____ Excerpted data

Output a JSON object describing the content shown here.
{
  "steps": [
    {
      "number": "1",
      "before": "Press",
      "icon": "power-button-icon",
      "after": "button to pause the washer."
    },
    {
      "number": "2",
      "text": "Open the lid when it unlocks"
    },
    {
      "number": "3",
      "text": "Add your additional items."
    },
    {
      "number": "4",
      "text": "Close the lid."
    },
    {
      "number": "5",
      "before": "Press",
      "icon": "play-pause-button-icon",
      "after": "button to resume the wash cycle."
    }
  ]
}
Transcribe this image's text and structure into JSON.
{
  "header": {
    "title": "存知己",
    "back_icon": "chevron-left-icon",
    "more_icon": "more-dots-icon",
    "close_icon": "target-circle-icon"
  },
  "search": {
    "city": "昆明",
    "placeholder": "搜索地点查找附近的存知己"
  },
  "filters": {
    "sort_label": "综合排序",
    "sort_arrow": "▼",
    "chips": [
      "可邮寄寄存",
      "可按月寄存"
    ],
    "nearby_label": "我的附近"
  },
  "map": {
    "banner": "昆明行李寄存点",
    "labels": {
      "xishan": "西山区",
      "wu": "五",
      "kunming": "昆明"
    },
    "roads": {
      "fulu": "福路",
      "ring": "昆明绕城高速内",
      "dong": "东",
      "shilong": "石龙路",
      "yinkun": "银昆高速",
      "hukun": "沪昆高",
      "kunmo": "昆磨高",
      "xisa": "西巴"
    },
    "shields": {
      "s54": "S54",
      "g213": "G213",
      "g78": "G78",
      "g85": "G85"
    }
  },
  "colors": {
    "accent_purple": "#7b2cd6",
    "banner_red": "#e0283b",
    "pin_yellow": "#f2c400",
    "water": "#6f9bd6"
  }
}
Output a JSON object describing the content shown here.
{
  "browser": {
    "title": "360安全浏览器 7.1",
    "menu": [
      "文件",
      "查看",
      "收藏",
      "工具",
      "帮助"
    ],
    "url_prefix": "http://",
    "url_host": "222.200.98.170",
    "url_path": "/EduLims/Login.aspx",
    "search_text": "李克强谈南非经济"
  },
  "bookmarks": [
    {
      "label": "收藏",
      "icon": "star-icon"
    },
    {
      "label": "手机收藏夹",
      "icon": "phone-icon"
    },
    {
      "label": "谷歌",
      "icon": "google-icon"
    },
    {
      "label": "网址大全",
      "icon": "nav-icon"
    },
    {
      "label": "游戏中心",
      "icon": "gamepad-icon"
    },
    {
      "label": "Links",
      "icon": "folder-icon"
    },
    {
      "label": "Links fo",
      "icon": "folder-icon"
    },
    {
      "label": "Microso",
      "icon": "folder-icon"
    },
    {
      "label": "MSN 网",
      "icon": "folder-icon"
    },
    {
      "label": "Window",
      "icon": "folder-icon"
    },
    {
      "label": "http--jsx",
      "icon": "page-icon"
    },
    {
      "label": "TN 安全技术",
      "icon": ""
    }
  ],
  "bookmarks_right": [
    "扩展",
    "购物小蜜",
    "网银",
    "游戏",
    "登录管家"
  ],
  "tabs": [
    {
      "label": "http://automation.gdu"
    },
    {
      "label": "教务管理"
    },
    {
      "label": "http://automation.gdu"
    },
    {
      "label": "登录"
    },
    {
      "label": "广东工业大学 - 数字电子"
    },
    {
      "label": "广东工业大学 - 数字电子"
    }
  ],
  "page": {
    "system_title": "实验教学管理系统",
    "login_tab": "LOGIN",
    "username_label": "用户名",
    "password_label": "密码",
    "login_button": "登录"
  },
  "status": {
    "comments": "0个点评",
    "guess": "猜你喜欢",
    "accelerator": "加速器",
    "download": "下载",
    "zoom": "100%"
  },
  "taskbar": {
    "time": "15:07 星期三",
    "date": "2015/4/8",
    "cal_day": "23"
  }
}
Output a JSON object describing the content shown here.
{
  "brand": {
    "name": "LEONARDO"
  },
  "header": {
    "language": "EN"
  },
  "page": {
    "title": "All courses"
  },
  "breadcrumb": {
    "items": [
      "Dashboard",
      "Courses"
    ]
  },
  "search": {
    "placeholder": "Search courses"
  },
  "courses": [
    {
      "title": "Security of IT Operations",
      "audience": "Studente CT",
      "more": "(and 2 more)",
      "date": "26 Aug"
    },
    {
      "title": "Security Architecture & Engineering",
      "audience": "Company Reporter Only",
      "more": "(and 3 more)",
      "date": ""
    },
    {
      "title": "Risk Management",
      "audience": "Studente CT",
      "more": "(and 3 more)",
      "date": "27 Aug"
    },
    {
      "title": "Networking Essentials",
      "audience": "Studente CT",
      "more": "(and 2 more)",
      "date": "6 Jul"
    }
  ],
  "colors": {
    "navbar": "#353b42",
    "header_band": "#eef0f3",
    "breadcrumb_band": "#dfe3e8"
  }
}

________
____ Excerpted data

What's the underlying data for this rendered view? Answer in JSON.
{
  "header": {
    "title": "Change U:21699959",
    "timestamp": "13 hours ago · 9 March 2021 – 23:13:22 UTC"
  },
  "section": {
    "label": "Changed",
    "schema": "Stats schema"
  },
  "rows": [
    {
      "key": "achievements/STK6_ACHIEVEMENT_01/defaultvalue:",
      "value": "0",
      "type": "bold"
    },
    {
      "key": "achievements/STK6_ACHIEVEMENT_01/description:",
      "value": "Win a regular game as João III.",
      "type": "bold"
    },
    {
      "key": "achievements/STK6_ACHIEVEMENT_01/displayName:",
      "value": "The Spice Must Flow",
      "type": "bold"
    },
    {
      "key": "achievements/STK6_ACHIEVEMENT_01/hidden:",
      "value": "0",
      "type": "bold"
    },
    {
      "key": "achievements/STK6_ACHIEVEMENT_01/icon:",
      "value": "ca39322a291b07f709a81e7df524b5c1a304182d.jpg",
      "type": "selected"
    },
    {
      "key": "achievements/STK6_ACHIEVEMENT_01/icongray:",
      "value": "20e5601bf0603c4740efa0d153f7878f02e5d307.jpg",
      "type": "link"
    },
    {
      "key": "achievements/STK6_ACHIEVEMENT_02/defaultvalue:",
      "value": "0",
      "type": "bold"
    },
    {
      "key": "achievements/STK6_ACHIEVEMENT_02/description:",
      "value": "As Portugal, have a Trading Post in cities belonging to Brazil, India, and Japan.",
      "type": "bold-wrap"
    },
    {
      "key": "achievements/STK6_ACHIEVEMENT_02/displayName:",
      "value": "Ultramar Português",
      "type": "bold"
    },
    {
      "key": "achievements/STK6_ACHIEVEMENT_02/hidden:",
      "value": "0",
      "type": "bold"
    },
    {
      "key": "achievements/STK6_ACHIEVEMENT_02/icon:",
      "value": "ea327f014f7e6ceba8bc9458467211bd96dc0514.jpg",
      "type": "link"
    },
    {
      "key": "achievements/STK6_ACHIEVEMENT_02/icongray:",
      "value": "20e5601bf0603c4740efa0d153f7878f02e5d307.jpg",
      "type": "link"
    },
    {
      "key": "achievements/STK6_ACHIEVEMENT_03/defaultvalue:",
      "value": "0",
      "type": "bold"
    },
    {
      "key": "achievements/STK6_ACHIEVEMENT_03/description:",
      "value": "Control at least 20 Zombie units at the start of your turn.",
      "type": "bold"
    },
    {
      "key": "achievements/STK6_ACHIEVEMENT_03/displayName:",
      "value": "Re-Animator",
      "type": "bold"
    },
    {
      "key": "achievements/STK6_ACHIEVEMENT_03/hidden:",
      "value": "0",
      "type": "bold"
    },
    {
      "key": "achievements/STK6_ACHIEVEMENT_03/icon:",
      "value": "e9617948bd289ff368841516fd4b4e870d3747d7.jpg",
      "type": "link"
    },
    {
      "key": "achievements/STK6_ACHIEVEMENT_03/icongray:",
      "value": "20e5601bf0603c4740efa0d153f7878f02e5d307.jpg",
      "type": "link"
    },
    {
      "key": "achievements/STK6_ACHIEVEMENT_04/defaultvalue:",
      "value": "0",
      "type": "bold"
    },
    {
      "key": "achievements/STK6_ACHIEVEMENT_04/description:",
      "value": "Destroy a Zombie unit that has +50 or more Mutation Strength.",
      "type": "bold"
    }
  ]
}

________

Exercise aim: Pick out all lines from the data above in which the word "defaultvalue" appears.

Written reply:
      "key": "achievements/STK6_ACHIEVEMENT_01/defaultvalue:",
      "key": "achievements/STK6_ACHIEVEMENT_02/defaultvalue:",
      "key": "achievements/STK6_ACHIEVEMENT_03/defaultvalue:",
      "key": "achievements/STK6_ACHIEVEMENT_04/defaultvalue:",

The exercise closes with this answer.